Every record is to be printed exactly as written; pictures are to be omitted.

:: RECORD SET ::

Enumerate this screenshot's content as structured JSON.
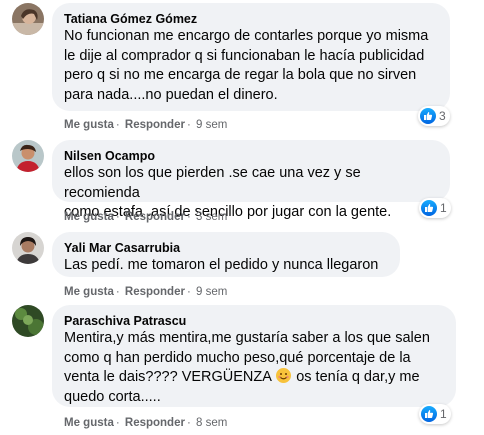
{
  "comments": [
    {
      "author": "Tatiana Gómez Gómez",
      "text": "No funcionan me encargo de contarles porque yo misma\nle dije al comprador q si funcionaban le hacía publicidad\npero q si no me encarga de regar la bola que no sirven\npara nada....no puedan el dinero.",
      "like": "Me gusta",
      "reply": "Responder",
      "time": "9 sem",
      "reaction_count": "3"
    },
    {
      "author": "Nilsen Ocampo",
      "text": "ellos son los que pierden .se cae una vez y se recomienda\ncomo estafa .así de sencillo por jugar con la gente.",
      "like": "Me gusta",
      "reply": "Responder",
      "time": "3 sem",
      "reaction_count": "1"
    },
    {
      "author": "Yali Mar Casarrubia",
      "text": "Las pedí. me tomaron el pedido y nunca llegaron",
      "like": "Me gusta",
      "reply": "Responder",
      "time": "9 sem"
    },
    {
      "author": "Paraschiva Patrascu",
      "text_before_emoji": "Mentira,y más mentira,me gustaría saber a los que salen\ncomo q han perdido mucho peso,qué porcentaje de la\nventa le dais???? VERGÜENZA ",
      "text_after_emoji": " os tenía q dar,y me\nquedo corta.....",
      "like": "Me gusta",
      "reply": "Responder",
      "time": "8 sem",
      "reaction_count": "1"
    }
  ],
  "separator": "·",
  "colors": {
    "bubble": "#f0f2f5",
    "meta": "#65676b",
    "like_blue": "#0866ff"
  },
  "icons": {
    "reaction": "like-thumb-icon",
    "emoji": "smiling-face-icon"
  }
}
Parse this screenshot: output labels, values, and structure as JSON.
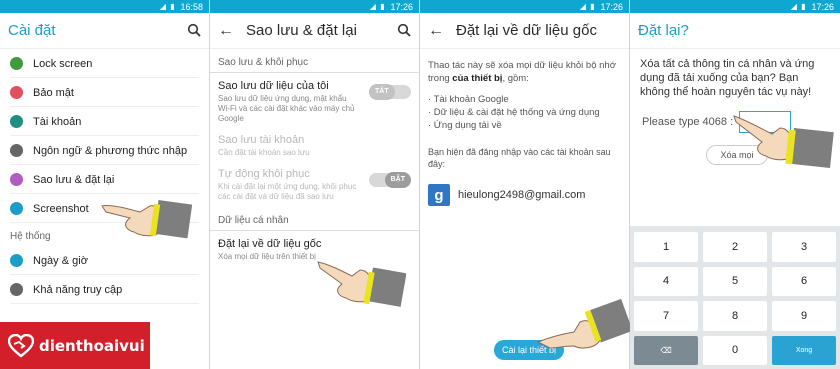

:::

▶ _RESPONSE TO THIS TASK_
Enumerate this screenshot's content as structured JSON.
{
  "comments": [
    {
      "author": "Tatiana Gómez Gómez",
      "text": "No funcionan me encargo de contarles porque yo misma\nle dije al comprador q si funcionaban le hacía publicidad\npero q si no me encarga de regar la bola que no sirven\npara nada....no puedan el dinero.",
      "like": "Me gusta",
      "reply": "Responder",
      "time": "9 sem",
      "reaction_count": "3"
    },
    {
      "author": "Nilsen Ocampo",
      "text": "ellos son los que pierden .se cae una vez y se recomienda\ncomo estafa .así de sencillo por jugar con la gente.",
      "like": "Me gusta",
      "reply": "Responder",
      "time": "3 sem",
      "reaction_count": "1"
    },
    {
      "author": "Yali Mar Casarrubia",
      "text": "Las pedí. me tomaron el pedido y nunca llegaron",
      "like": "Me gusta",
      "reply": "Responder",
      "time": "9 sem"
    },
    {
      "author": "Paraschiva Patrascu",
      "text_before_emoji": "Mentira,y más mentira,me gustaría saber a los que salen\ncomo q han perdido mucho peso,qué porcentaje de la\nventa le dais???? VERGÜENZA ",
      "text_after_emoji": " os tenía q dar,y me\nquedo corta.....",
      "like": "Me gusta",
      "reply": "Responder",
      "time": "8 sem",
      "reaction_count": "1"
    }
  ],
  "separator": "·",
  "colors": {
    "bubble": "#f0f2f5",
    "meta": "#65676b",
    "like_blue": "#0866ff"
  },
  "icons": {
    "reaction": "like-thumb-icon",
    "emoji": "smiling-face-icon"
  }
}
Parse this screenshot: output labels, values, and structure as JSON.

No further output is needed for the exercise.